But this information plastered a look of utter disbelief on Hanz’s face. “Really?” mouth gaped open, handsome brow furrowed. “They would really take him away even though he’s in school and hasn’t done anything wrong?” I just nodded with my lips pursed and eyebrows raised, a signature look inherited from my mother. In between exercises, while still trying to balance a ball overhead or kneeling and swinging a weighted cable across my body, I answered Hanz’s questions about the functionality, or lack thereof, of the immigration system, how families can be kept apart for decades waiting for visas, or the fact that many of the immigration judges used to work for ICE as attorneys.
He had no idea. And why would he? As a citizen, it’s a process that one never has to come into contact with if you don’t want to. Amidst the discussion I also gently disclosed my own struggles with maintaining the faith in fighting for the cause, and that ultimately, the daily tragedy was becoming too much to bear.

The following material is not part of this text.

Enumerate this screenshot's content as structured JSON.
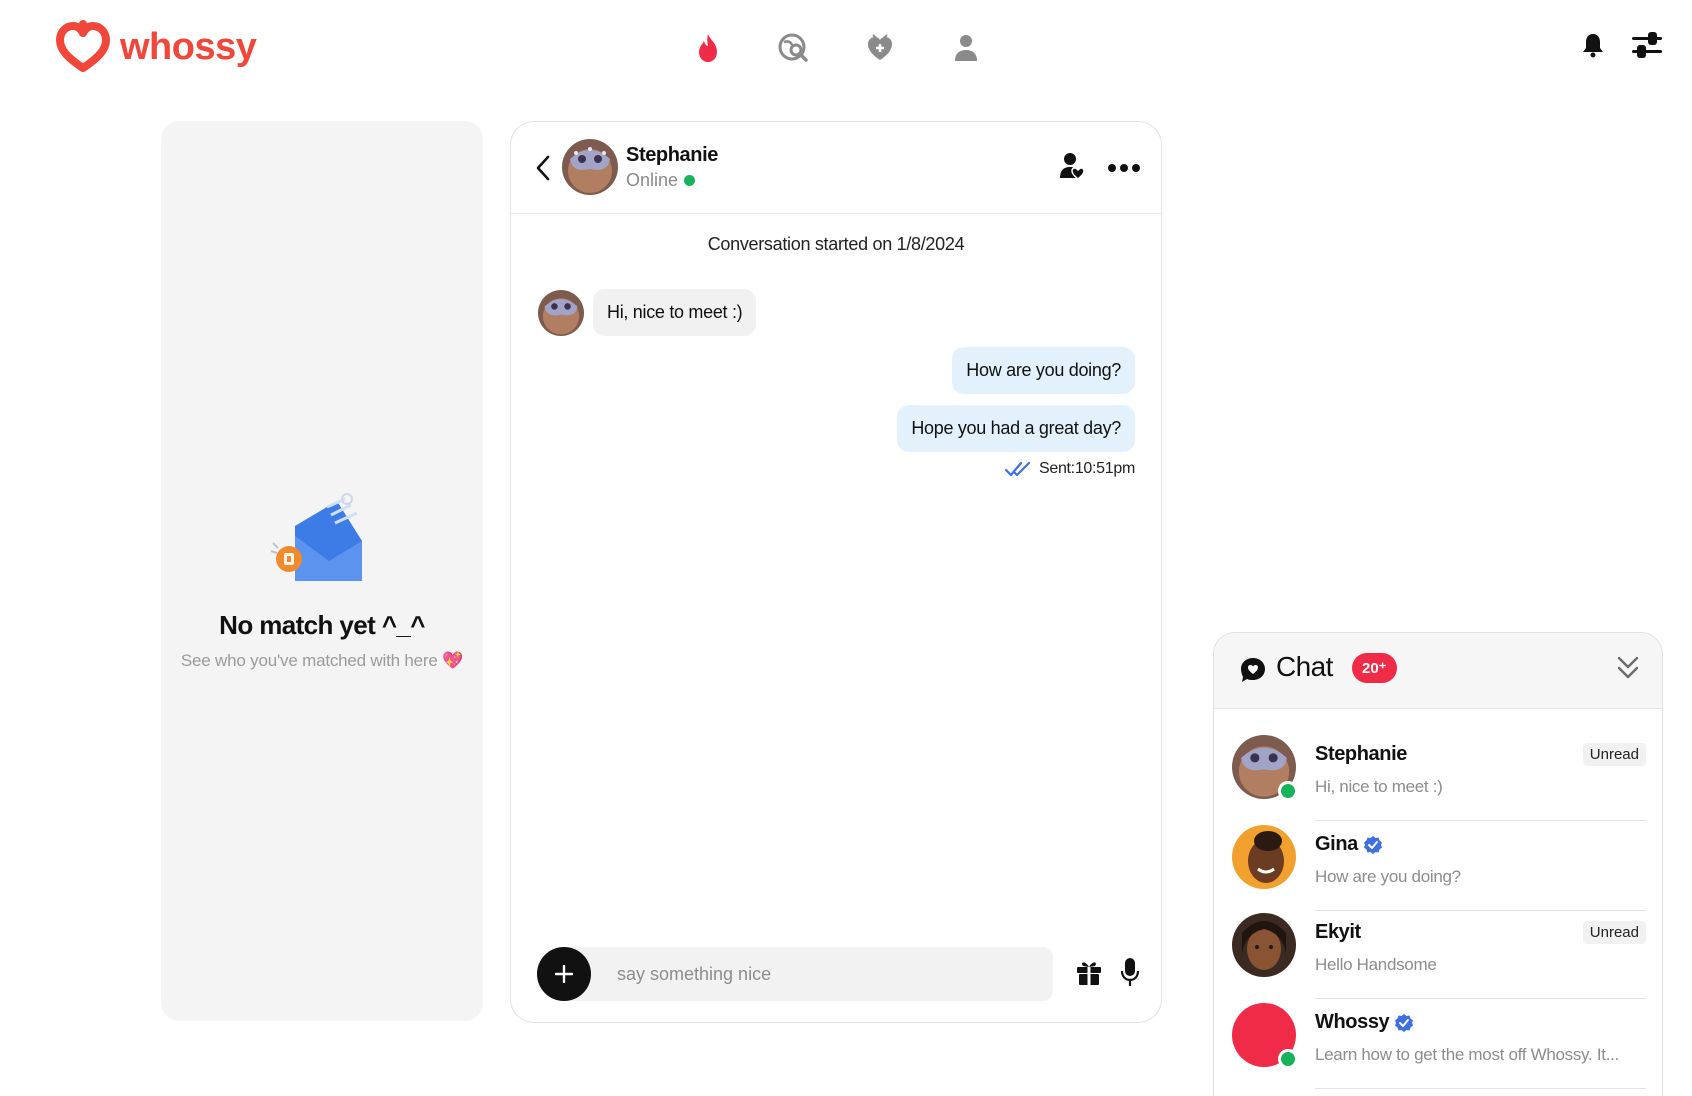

Starting to feel a little self-conscious about the growing level of pity I sensed pooling around my ankles, I decided to change the subject and explore Hanz’s existence, since it seemed like a nice PT job would offer a more positive outlook on life. I was simultaneously right and wrong. Hanz thoroughly enjoyed doing PT work with people (and given his charm and bicep size, I’m sure many enjoyed working with him) and maybe one day would go to the doctorate level. He and his wife were also in the process of adopting a baby of 17 months, which I eagerly congratulated him for, as this seemed like a high point in our otherwise dismal discussion thus far.

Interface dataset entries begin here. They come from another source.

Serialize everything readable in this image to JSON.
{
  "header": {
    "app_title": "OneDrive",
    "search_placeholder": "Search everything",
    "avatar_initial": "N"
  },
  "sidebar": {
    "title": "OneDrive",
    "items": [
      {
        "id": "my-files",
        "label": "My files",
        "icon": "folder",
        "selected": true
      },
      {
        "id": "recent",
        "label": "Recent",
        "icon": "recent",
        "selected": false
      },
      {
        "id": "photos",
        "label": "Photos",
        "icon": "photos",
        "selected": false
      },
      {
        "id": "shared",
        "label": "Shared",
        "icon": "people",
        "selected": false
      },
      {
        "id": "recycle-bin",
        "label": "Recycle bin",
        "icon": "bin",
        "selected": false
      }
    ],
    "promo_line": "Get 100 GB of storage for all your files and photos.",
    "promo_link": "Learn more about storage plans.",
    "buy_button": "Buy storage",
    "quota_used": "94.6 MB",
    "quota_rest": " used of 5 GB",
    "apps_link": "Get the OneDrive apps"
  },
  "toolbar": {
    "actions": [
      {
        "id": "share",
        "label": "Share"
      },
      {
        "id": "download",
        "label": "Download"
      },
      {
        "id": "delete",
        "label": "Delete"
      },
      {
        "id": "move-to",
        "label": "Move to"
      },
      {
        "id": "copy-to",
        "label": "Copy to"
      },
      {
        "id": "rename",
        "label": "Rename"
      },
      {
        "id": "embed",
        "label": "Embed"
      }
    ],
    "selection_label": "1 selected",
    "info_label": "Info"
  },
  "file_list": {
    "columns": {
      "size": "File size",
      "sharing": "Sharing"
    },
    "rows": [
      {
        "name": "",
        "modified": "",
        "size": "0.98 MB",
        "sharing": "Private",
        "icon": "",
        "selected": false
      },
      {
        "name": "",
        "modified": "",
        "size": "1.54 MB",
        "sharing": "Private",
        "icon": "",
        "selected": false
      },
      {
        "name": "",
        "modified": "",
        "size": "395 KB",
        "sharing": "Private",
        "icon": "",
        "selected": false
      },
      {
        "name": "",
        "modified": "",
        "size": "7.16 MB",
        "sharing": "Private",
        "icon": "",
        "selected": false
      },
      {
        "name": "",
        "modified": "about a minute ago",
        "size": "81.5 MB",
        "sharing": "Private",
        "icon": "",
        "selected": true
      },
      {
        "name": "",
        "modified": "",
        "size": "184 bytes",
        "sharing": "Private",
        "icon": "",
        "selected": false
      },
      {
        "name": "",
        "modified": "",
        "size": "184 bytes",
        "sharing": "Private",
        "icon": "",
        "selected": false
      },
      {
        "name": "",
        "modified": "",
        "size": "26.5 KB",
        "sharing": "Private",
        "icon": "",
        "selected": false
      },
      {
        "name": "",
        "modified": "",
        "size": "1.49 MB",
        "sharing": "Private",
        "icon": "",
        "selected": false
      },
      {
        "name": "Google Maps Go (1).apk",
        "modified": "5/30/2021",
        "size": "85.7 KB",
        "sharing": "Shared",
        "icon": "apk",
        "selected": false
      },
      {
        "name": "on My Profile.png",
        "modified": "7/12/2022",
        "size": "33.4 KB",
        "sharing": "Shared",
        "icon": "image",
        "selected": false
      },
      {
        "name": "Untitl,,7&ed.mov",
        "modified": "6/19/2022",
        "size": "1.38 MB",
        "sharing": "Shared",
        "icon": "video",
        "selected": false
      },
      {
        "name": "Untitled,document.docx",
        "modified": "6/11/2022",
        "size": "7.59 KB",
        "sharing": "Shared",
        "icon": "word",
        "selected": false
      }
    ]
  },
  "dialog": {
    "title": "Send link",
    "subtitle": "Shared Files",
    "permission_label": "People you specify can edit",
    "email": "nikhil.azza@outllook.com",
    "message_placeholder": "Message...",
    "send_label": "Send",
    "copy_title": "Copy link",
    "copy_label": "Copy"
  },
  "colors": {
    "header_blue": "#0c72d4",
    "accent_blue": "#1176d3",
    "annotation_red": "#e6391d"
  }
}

Only a half-truth, as it turns out. As I inquired into the length of time until the process would be over, Hanz gently related that they were waiting for all of the appeals to be finalized for the mother’s parental rights to be terminated. The little boy had been in foster care most of his life with Hanz and his wife. They had sat through the termination hearing. All of it. Having worked on a couple of appeals regarding termination of parental rights, I knew that the circumstances regarding the removal of children from their parents almost always involved extreme poverty and sometimes horrifying living conditions. I also knew that parents almost always lost appeals, so Hanz and his wife were likely the new, permanent installments in this little boy’s childhood pictures.
Now, the irony is not lost on me that the same judicial and legislative system that is largely stacked against poor immigrants, like my client that morning at ICE, mirrors the system (albeit a different process) that was allowing Hanz to adopt this baby boy. I lay on the exercise stand, trying not to appear in cardiac distress while completing the remaining sets.The same weight of despair that I had clutched every day for the last long while felt as heavy as the ball I clutched overhead and lowered past my head, again and again, growing heavier with each repetition. I have struggled with that weight much longer than my back has had the cattle pain or jelly donut squeezing, and I have even contemplated whether it was time to put the weight down altogether.
I don’t think any similar thoughts crossed Hanz’s mind as he jovially told me that next time would probably be our last session since my back seemed to have improved tremendously. “See you next week!” he said as I departed, slightly sweating, still trying to muffle my heavy breathing, and still feeling the twinges of despair. Whether I continued in this struggle or not, families were going to separated, for better or for worse. The system would continue to work for some and not others.
At least my back feels better.
Originally published at millren.wordpress.com on July 2, 2017.